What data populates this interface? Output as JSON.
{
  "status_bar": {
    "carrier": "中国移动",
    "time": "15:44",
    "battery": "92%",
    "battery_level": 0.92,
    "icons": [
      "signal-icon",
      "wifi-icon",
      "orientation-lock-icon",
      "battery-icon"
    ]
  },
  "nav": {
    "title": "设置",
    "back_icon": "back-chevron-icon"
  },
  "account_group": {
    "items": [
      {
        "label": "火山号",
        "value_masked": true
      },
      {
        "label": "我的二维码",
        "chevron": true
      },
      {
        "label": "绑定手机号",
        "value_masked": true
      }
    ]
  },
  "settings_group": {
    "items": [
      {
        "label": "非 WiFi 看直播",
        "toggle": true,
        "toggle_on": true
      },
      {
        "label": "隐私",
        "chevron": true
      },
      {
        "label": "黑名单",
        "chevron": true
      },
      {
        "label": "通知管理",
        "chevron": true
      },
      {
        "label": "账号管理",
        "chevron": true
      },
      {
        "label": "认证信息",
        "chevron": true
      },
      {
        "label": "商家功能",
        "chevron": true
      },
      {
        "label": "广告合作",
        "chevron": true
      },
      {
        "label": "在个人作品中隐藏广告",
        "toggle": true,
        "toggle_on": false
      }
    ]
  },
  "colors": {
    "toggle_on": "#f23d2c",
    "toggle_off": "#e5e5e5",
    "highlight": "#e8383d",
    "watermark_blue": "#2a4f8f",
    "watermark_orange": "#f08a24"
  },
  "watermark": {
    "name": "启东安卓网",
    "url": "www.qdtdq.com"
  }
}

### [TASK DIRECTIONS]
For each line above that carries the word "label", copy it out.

### [EXERCISE OUTPUT]
        "label": "火山号",
        "label": "我的二维码",
        "label": "绑定手机号",
        "label": "非 WiFi 看直播",
        "label": "隐私",
        "label": "黑名单",
        "label": "通知管理",
        "label": "账号管理",
        "label": "认证信息",
        "label": "商家功能",
        "label": "广告合作",
        "label": "在个人作品中隐藏广告",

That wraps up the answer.